World Humanitarian Day

World Humanitarian Day

When crisis occurs, people’s lives change in an instant. It may be a flood that sweeps away homes and livelihoods in a flash; or a conflict that tears apart families forever, targeting those who had no role in its making.

On World Humanitarian Day, UN Women fully supports the UN’s #NotATarget campaign, and calls on everyone to “come together to change the status quo—for women and girls, and for all civilians caught up in crises”. Read more»

On this year’s World Humanitarian Day, 19 August, the United Nations and partners are advocating for the protection of civilians, humanitarian workers, and all those affected by conflict.

Conflicts impact the lives of women, girls, men and boys differently. Women and girls typically take on a higher burden of care-related tasks, such as providing food and water and caring for the sick. As society’s protection structures and support networks break down, and people flee impacted areas, women face heightened risks.

Adolescent girls in conflict zones are 90 percent more likely to be out of school when compared to girls in other, conflict-free, countries. Girls are often kept out of school due to concerns about safety.

Sixty percent of preventable maternal mortality deaths take place in settings of conflict, displacement and natural disasters. Every day, 507 women and adolescent girls die from pregnancy and childbirth complications in emergency settings.

UN Women statement for World Humanitarian Day

Every year World Humanitarian Day is a tribute to the humanitarian workers who risk their lives in the service of millions of women, men, boys and girls caught up in crisis. UN Women is proud of our staff, and the staff of our partners, who are working across the world in humanitarian crises; both protracted, such as those around Syria or Lake Chad, and more sudden, such as the landslides and rains currently affecting Sierra Leone.

This year we are focusing on the issue of civilians trapped in situations of conflict. UN Women fully supports the UN’s #NotATarget campaign, and we demand again, as mandated by international humanitarian law, that civilians not be a target of armed conflict. They should not pay the price of warring parties whose interests are not theirs. Yet we know the reality is that it is indeed civilians who are often the primary targets of today’s wars, and that this is the single largest driver of humanitarian crises.

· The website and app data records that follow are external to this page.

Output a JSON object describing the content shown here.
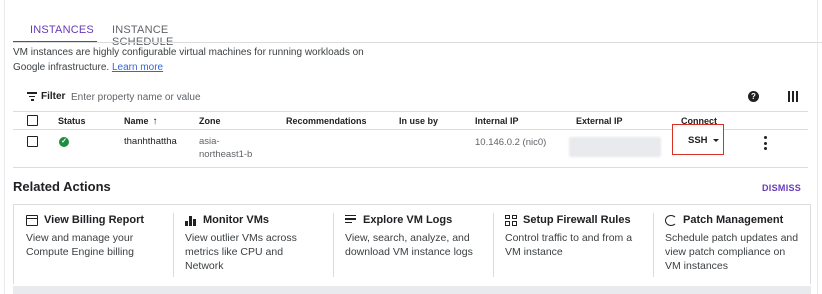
{
  "tabs": [
    {
      "label": "INSTANCES",
      "active": true
    },
    {
      "label": "INSTANCE SCHEDULE",
      "active": false
    }
  ],
  "description": {
    "text": "VM instances are highly configurable virtual machines for running workloads on Google infrastructure.",
    "link": "Learn more"
  },
  "filter": {
    "label": "Filter",
    "placeholder": "Enter property name or value",
    "help_icon": "help-icon",
    "columns_icon": "column-display-icon"
  },
  "table": {
    "headers": {
      "status": "Status",
      "name": "Name",
      "zone": "Zone",
      "recommendations": "Recommendations",
      "in_use_by": "In use by",
      "internal_ip": "Internal IP",
      "external_ip": "External IP",
      "connect": "Connect"
    },
    "rows": [
      {
        "status_icon": "check-circle-icon",
        "name": "thanhthattha",
        "zone_line1": "asia-",
        "zone_line2": "northeast1-b",
        "recommendations": "",
        "in_use_by": "",
        "internal_ip": "10.146.0.2 (nic0)",
        "external_ip": "",
        "connect": "SSH"
      }
    ]
  },
  "related": {
    "title": "Related Actions",
    "dismiss": "DISMISS",
    "cards": [
      {
        "icon": "billing-icon",
        "title": "View Billing Report",
        "desc_line1": "View and manage your",
        "desc_line2": "Compute Engine billing",
        "desc_line3": ""
      },
      {
        "icon": "monitoring-icon",
        "title": "Monitor VMs",
        "desc_line1": "View outlier VMs across",
        "desc_line2": "metrics like CPU and",
        "desc_line3": "Network"
      },
      {
        "icon": "logs-icon",
        "title": "Explore VM Logs",
        "desc_line1": "View, search, analyze, and",
        "desc_line2": "download VM instance logs",
        "desc_line3": ""
      },
      {
        "icon": "firewall-icon",
        "title": "Setup Firewall Rules",
        "desc_line1": "Control traffic to and from a",
        "desc_line2": "VM instance",
        "desc_line3": ""
      },
      {
        "icon": "patch-icon",
        "title": "Patch Management",
        "desc_line1": "Schedule patch updates and",
        "desc_line2": "view patch compliance on",
        "desc_line3": "VM instances"
      }
    ]
  },
  "colors": {
    "accent": "#673ab7",
    "status_ok": "#1e8e3e",
    "highlight_box": "#d93025"
  }
}
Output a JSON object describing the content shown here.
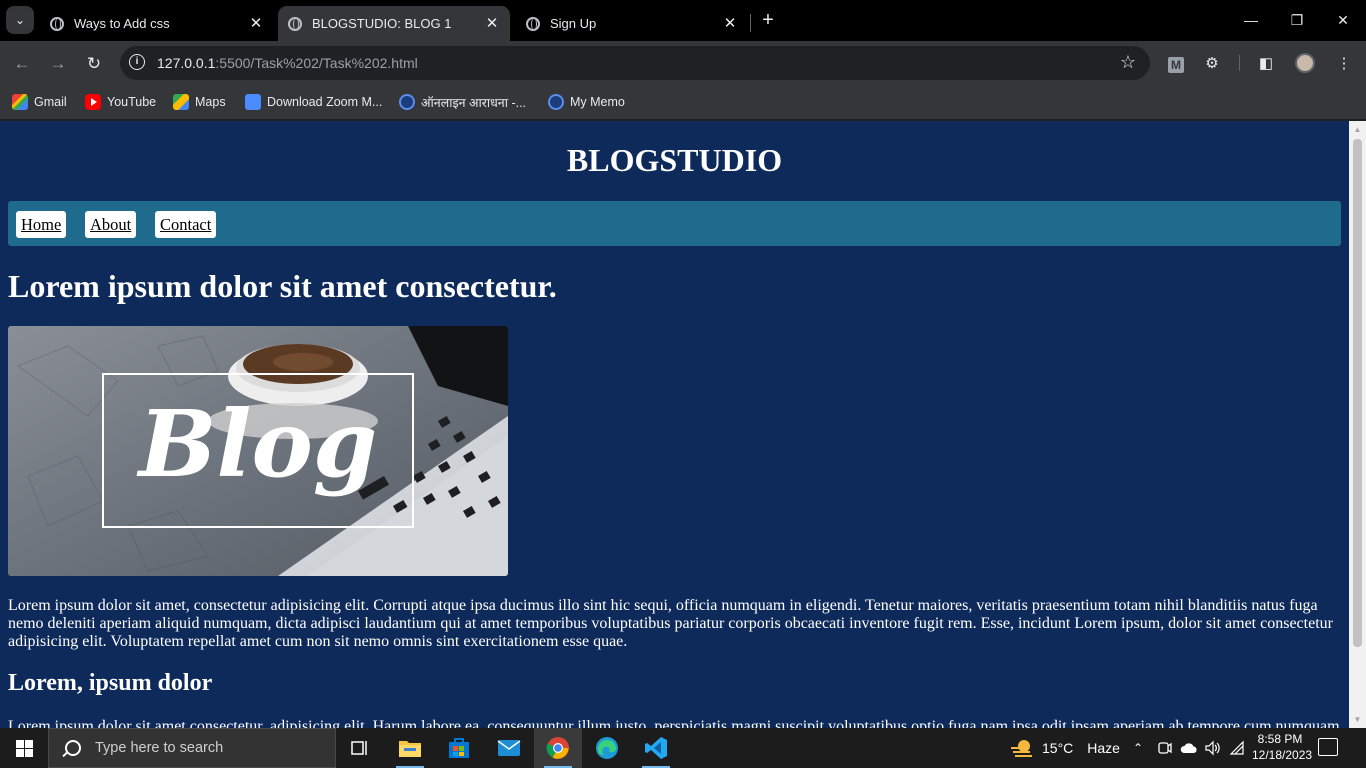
{
  "browser": {
    "tabs": [
      {
        "title": "Ways to Add css",
        "active": false
      },
      {
        "title": "BLOGSTUDIO: BLOG 1",
        "active": true
      },
      {
        "title": "Sign Up",
        "active": false
      }
    ],
    "url": {
      "host": "127.0.0.1",
      "rest": ":5500/Task%202/Task%202.html"
    },
    "bookmarks": [
      {
        "label": "Gmail",
        "icon": "gmail-icon"
      },
      {
        "label": "YouTube",
        "icon": "youtube-icon"
      },
      {
        "label": "Maps",
        "icon": "maps-icon"
      },
      {
        "label": "Download Zoom M...",
        "icon": "zoom-icon"
      },
      {
        "label": "ऑनलाइन आराधना -...",
        "icon": "globe-icon"
      },
      {
        "label": "My Memo",
        "icon": "globe-icon"
      }
    ],
    "extension_label": "M"
  },
  "page": {
    "site_title": "BLOGSTUDIO",
    "nav": [
      "Home",
      "About",
      "Contact"
    ],
    "post_title": "Lorem ipsum dolor sit amet consectetur.",
    "hero_text": "Blog",
    "paragraph1": "Lorem ipsum dolor sit amet, consectetur adipisicing elit. Corrupti atque ipsa ducimus illo sint hic sequi, officia numquam in eligendi. Tenetur maiores, veritatis praesentium totam nihil blanditiis natus fuga nemo deleniti aperiam aliquid numquam, dicta adipisci laudantium qui at amet temporibus voluptatibus pariatur corporis obcaecati inventore fugit rem. Esse, incidunt Lorem ipsum, dolor sit amet consectetur adipisicing elit. Voluptatem repellat amet cum non sit nemo omnis sint exercitationem esse quae.",
    "subheading": "Lorem, ipsum dolor",
    "paragraph2": "Lorem ipsum dolor sit amet consectetur, adipisicing elit. Harum labore ea, consequuntur illum iusto, perspiciatis magni suscipit voluptatibus optio fuga nam ipsa odit ipsam aperiam ab tempore cum numquam",
    "colors": {
      "background": "#0e2a5b",
      "nav_bar": "#1f6b8e",
      "nav_link_bg": "#ffffff"
    }
  },
  "taskbar": {
    "search_placeholder": "Type here to search",
    "weather": {
      "temp": "15°C",
      "condition": "Haze"
    },
    "time": "8:58 PM",
    "date": "12/18/2023"
  }
}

These violations of international humanitarian law have generated a global protection crisis. The impact on civilians is devastating, with bombs and rockets destroying schools, hospitals, markets and places of worship. Children are pulled from the rubble of their homes. Every day, young girls are increasingly exposed to early and forced marriage and young boys are forcibly recruited into armed groups. Sexual and gender-based violence continue to shatter lives and undermine community cohesion.

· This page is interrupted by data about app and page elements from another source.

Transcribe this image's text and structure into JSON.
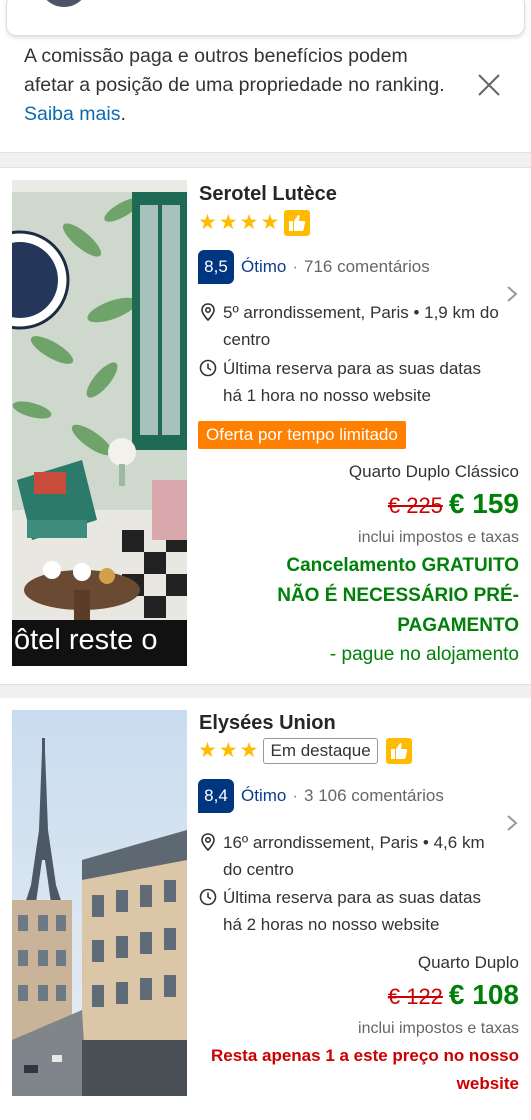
{
  "notice": {
    "text": "A comissão paga e outros benefícios podem afetar a posição de uma propriedade no ranking. ",
    "link": "Saiba mais",
    "end": "."
  },
  "hotels": [
    {
      "name": "Serotel Lutèce",
      "stars": 4,
      "featured": "",
      "score": "8,5",
      "score_word": "Ótimo",
      "reviews": "716 comentários",
      "location": "5º arrondissement, Paris • 1,9 km do centro",
      "last_booking": "Última reserva para as suas datas há 1 hora no nosso website",
      "offer": "Oferta por tempo limitado",
      "room": "Quarto Duplo Clássico",
      "old_price": "€ 225",
      "price": "€ 159",
      "taxes": "inclui impostos e taxas",
      "cancel": "Cancelamento GRATUITO NÃO É NECESSÁRIO PRÉ-PAGAMENTO",
      "pay_hotel": "- pague no alojamento",
      "photo_caption": "ôtel reste o"
    },
    {
      "name": "Elysées Union",
      "stars": 3,
      "featured": "Em destaque",
      "score": "8,4",
      "score_word": "Ótimo",
      "reviews": "3 106 comentários",
      "location": "16º arrondissement, Paris • 4,6 km do centro",
      "last_booking": "Última reserva para as suas datas há 2 horas no nosso website",
      "room": "Quarto Duplo",
      "old_price": "€ 122",
      "price": "€ 108",
      "taxes": "inclui impostos e taxas",
      "scarcity": "Resta apenas 1 a este preço no nosso website"
    }
  ],
  "icons": {
    "close": "close-icon",
    "pin": "location-pin-icon",
    "clock": "clock-icon",
    "thumb": "thumbs-up-icon",
    "chevron": "chevron-right-icon"
  },
  "colors": {
    "brand_blue": "#003580",
    "green": "#008009",
    "red": "#cc0000",
    "orange": "#ff8000",
    "star": "#febb02"
  }
}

This is particularly true for women and girls. Some sixty per cent of preventable maternal deaths take place in conflict, displacement or natural disaster settings; girls are two and a half times more likely to be out of school in conflict countries; and a reported one in five refugee or displaced women experience sexual violence, with the actual numbers potentially much higher. Crises also dramatically increase the number of women who support their families alone: in Yemen, the proportion of female-headed households has jumped from nine to thirty per cent during the current crisis. By any metric, gender equality must be an urgent priority in humanitarian action. But we are not there yet. In 2014 only four per cent of projects in UN inter-agency appeals were targeted at women and girls, and just one per cent of funding to fragile states went to women’s groups or women’s ministries.

Women and girls represent our greatest untapped resource in humanitarian response. Women are the leaders in their families, communities and societies who drive effective responses to crisis. When supported to play this leadership role, they are the true humanitarian actors, protecting children, the sick, the elderly and other vulnerable groups far more effectively than any international organization can. And it is women and girls who have insights into what is needed and what works, which must inform effective humanitarian response.

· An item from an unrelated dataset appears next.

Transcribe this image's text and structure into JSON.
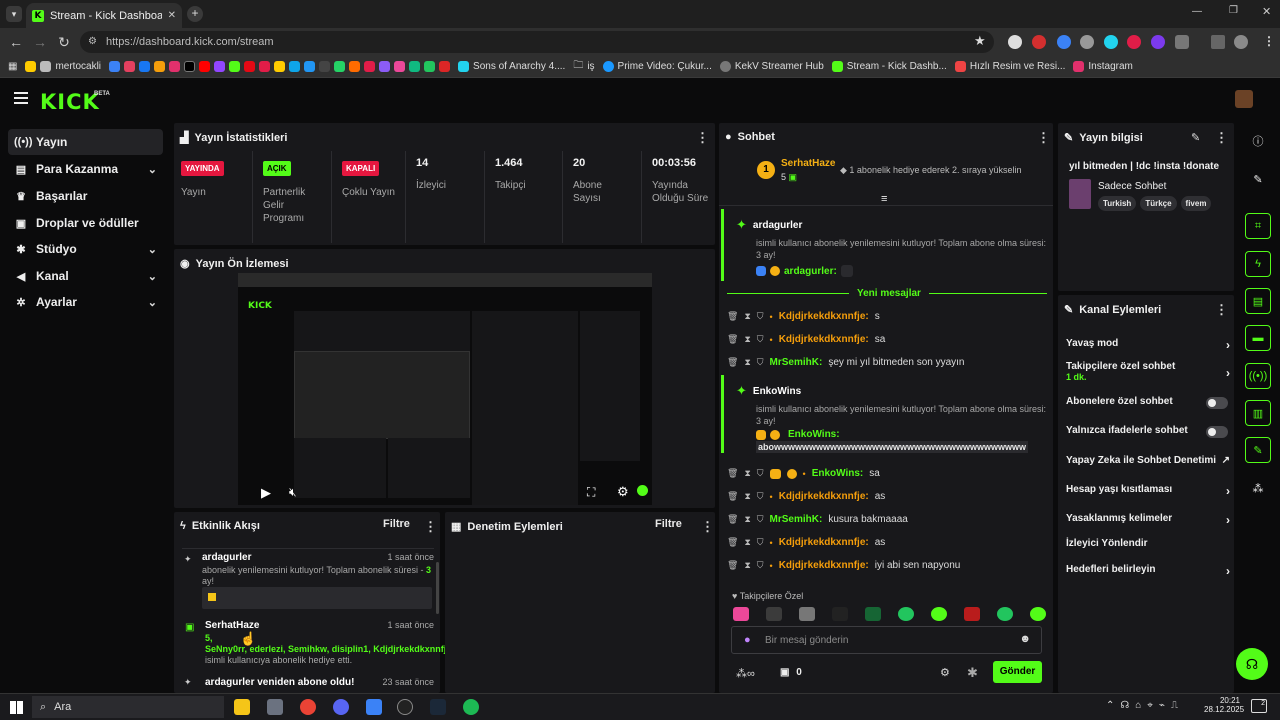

On World Humanitarian Day, we must come together to change the status quo—for women and girls, and for all civilians caught up in crises.